(Stored data entries)

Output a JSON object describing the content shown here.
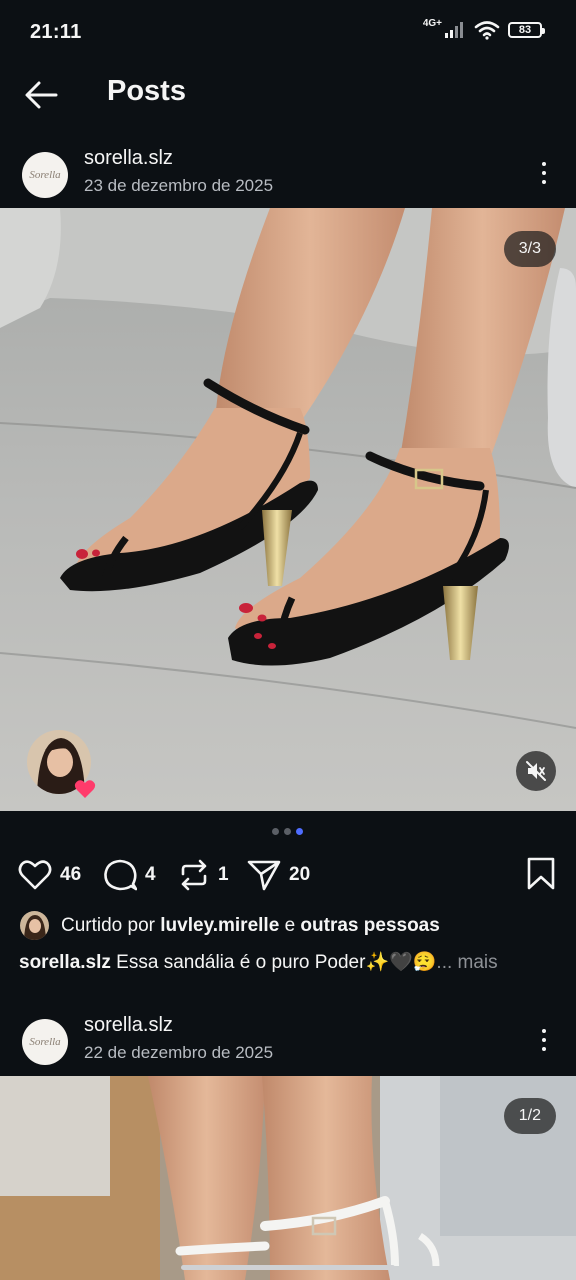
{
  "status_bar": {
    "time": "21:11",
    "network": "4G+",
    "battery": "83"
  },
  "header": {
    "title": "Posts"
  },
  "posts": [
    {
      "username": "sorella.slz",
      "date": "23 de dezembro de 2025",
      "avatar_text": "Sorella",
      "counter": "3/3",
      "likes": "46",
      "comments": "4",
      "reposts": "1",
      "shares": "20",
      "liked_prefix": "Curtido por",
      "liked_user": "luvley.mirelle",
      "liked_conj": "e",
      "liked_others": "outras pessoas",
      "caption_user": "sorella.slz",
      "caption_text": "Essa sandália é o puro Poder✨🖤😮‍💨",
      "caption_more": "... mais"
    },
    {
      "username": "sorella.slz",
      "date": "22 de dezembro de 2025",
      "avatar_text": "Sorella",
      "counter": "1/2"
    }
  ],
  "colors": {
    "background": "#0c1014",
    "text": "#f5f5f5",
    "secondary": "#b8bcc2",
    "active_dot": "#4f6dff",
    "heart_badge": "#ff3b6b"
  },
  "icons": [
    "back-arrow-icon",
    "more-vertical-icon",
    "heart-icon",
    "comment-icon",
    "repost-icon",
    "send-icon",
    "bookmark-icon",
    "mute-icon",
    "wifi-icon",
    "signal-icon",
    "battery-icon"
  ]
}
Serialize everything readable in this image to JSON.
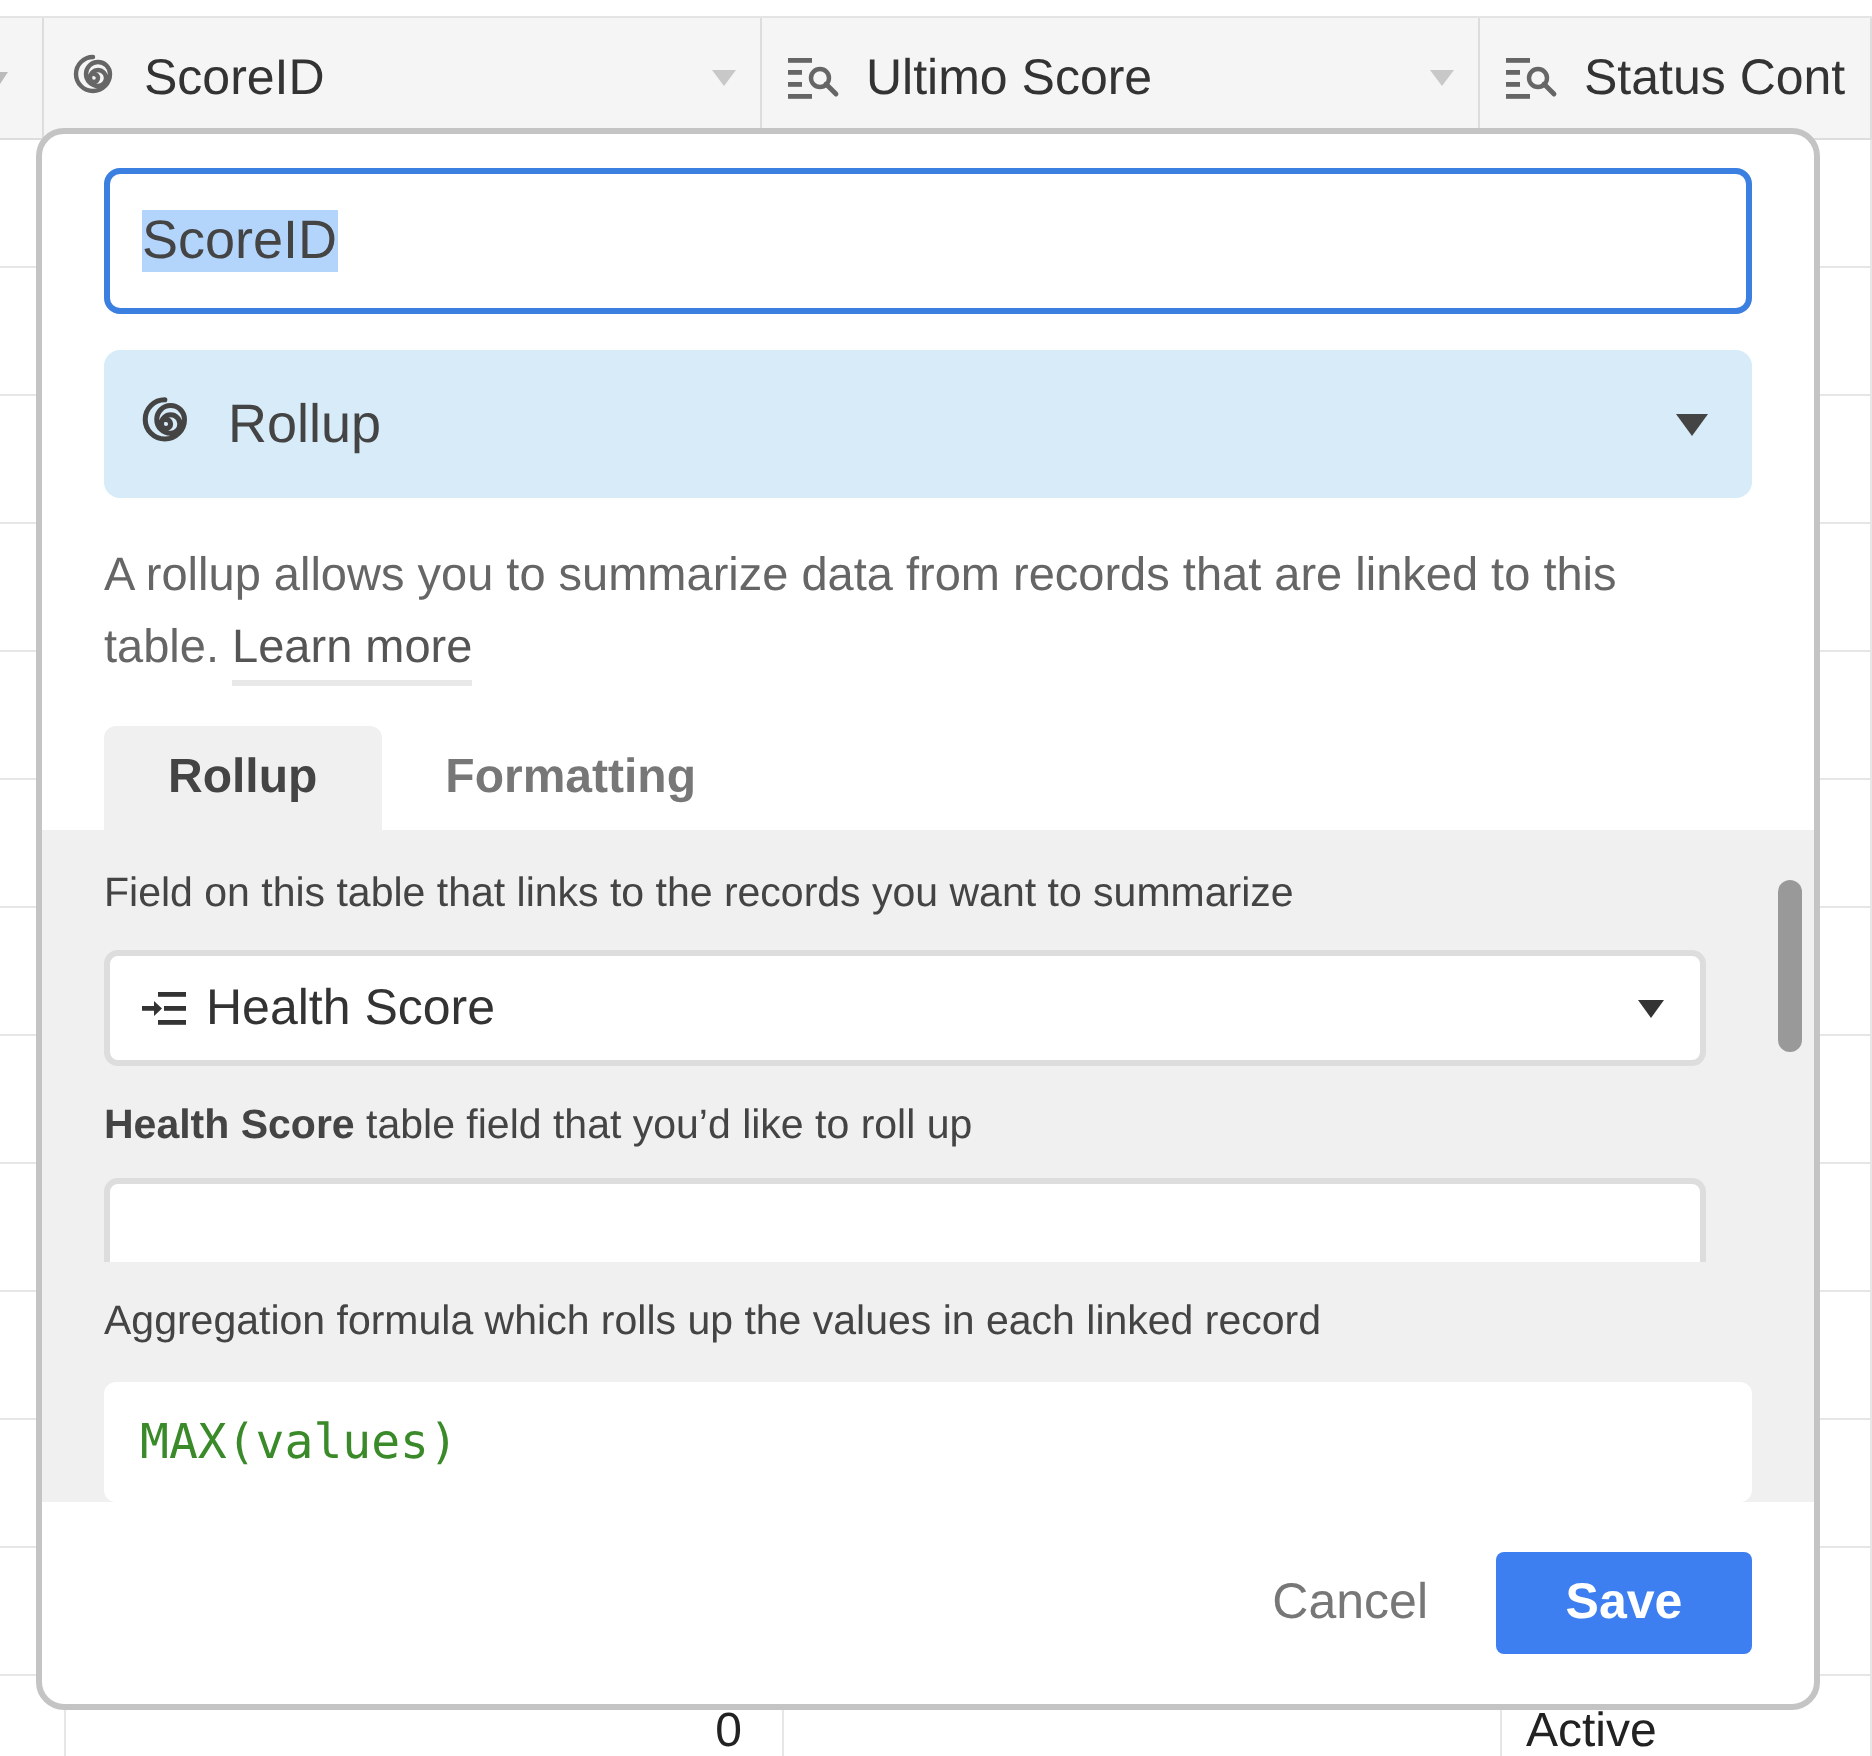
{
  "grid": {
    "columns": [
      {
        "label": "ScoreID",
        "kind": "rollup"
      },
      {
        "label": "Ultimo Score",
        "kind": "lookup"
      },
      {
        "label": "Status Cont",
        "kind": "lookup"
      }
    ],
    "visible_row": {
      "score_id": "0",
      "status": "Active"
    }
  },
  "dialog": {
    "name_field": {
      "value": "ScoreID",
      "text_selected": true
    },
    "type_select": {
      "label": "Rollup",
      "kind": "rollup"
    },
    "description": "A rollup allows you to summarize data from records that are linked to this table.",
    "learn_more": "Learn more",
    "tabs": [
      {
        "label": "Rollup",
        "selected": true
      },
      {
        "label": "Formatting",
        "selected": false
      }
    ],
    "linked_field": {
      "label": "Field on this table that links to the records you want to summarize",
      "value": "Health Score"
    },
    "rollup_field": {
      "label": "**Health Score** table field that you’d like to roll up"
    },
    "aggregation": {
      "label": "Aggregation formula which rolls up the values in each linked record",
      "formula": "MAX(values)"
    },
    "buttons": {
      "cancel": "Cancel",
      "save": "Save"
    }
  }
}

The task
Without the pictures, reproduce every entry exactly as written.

Written response
Output a JSON object describing the content shown here.
{
  "status_bar": {
    "time": "21:11",
    "network": "4G+",
    "battery": "83"
  },
  "header": {
    "title": "Posts"
  },
  "posts": [
    {
      "username": "sorella.slz",
      "date": "23 de dezembro de 2025",
      "avatar_text": "Sorella",
      "counter": "3/3",
      "likes": "46",
      "comments": "4",
      "reposts": "1",
      "shares": "20",
      "liked_prefix": "Curtido por",
      "liked_user": "luvley.mirelle",
      "liked_conj": "e",
      "liked_others": "outras pessoas",
      "caption_user": "sorella.slz",
      "caption_text": "Essa sandália é o puro Poder✨🖤😮‍💨",
      "caption_more": "... mais"
    },
    {
      "username": "sorella.slz",
      "date": "22 de dezembro de 2025",
      "avatar_text": "Sorella",
      "counter": "1/2"
    }
  ],
  "colors": {
    "background": "#0c1014",
    "text": "#f5f5f5",
    "secondary": "#b8bcc2",
    "active_dot": "#4f6dff",
    "heart_badge": "#ff3b6b"
  },
  "icons": [
    "back-arrow-icon",
    "more-vertical-icon",
    "heart-icon",
    "comment-icon",
    "repost-icon",
    "send-icon",
    "bookmark-icon",
    "mute-icon",
    "wifi-icon",
    "signal-icon",
    "battery-icon"
  ]
}
Serialize everything readable in this image to JSON.
{
  "grid": {
    "columns": [
      {
        "label": "ScoreID",
        "kind": "rollup"
      },
      {
        "label": "Ultimo Score",
        "kind": "lookup"
      },
      {
        "label": "Status Cont",
        "kind": "lookup"
      }
    ],
    "visible_row": {
      "score_id": "0",
      "status": "Active"
    }
  },
  "dialog": {
    "name_field": {
      "value": "ScoreID",
      "text_selected": true
    },
    "type_select": {
      "label": "Rollup",
      "kind": "rollup"
    },
    "description": "A rollup allows you to summarize data from records that are linked to this table.",
    "learn_more": "Learn more",
    "tabs": [
      {
        "label": "Rollup",
        "selected": true
      },
      {
        "label": "Formatting",
        "selected": false
      }
    ],
    "linked_field": {
      "label": "Field on this table that links to the records you want to summarize",
      "value": "Health Score"
    },
    "rollup_field": {
      "label": "**Health Score** table field that you’d like to roll up"
    },
    "aggregation": {
      "label": "Aggregation formula which rolls up the values in each linked record",
      "formula": "MAX(values)"
    },
    "buttons": {
      "cancel": "Cancel",
      "save": "Save"
    }
  }
}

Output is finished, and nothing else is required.